Today was the first day I was able to get back out to the workshop in several days thanks to a cold I was fighting and a snowstorm that brought single digit temperatures. The workshop is mostly insulated and I have a baseboard heater installed but it can’t really compete with temps that low, but mostly my wife wouldn’t allow it while I was sick. I guess she cares about me or something.
Anyway, I started the day by spending an hour and a half deburring a couple parts, countersinking some holes, and then final drilling the holes for the shear plates and a couple reinforcement plates into the rudder spar. Two of the holes I countersunk were a little scary. Normally when countersinking I will use a countersink cage but the problem with these holes is that the cage is too big to fit in the right position because the part curves up right next to the hole and gets in the way. Some people get around this by grinding down a side of their cage so that it will fit into tight spots but I decided not to do that. This meant that my only option was to drill the countersink without a cage. I did this by countersinking a very little bit at a time and inserting a rivet to see how close I was. This took a while because I was so worried about over countersinking the holes and tested the rivet a LOT. I actually surprised myself with how well the countersinks turned out which was a huge relief.
The next two holes I needed to debur were the parts that I messed up last weekend. I started by trying to clamp the old parts around them so that I could have a level surface all around the part to place the cage on.
This worked ok but I couldn’t get a consistent countersink because I couldn’t get the parts perfectly level with each other. I think something like this could work in the future but I gave up and just countersunk the holes with nothing else around the parts. One hole ended up countersunk just a tiny bit too far but I’m confident that it is ok to use because you have to look really closely to even notice.
After a break for a friend’s child’s 1st birthday party I got to spend about 2.8 more hours working. Almost all of this time was spent preparing one of the rudder skins. First I had to remove the vinyl that most of the parts are shipped in. I’ve seen other people talk about how much of a pain it is to remove the vinyl from the parts in their blog and until now I didn’t really see what the big deal was. I actually thought it was kind of fun removing the blue plastic from the parts and exposing the shiny aluminum underneath. Well, it turns out that when the part is a large skin the vinyl is REALLY stuck on there and it takes a lot of effort to get it all off. I’m sure the rudder skin won’t be the worst experience I have with the vinyl either.
Once all the vinyl was off I started to debur the edges. Small parts seem to have fairly clean edges and don’t need a lot of deburring but larger pieces like the rudder spar and the rudder skin have little notches from the machines that manufactured the parts. These all have to be smoothed out to prevent areas where stress can focus and eventually lead to cracks in the aluminum. I typically wear these spots down using a file and then give the whole edge a quick pass or two with a hand-held pneumatic grinder with a cut and polish wheel.
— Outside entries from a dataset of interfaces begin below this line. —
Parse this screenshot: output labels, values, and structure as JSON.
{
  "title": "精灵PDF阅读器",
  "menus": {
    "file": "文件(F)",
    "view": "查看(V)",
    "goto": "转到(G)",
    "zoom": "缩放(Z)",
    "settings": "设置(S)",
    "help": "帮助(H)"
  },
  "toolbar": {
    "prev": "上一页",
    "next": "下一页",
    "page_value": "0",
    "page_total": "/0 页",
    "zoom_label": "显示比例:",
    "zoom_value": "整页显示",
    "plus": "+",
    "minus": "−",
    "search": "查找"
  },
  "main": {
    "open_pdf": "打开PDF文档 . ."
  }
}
It’s not a difficult job, but the way the rudder skin is shaped one side of it has several short edges with 90 degree angles that all have to be worked on.
After I was finally finished I got the skin clecoed to the rudder skeleton and got to see the rudder for the very first time! I still need to debur the skin for the other side, and even after that there is still a lot of work left before I can start riveting things together, but it is a great feeling seeing the rudder coming together.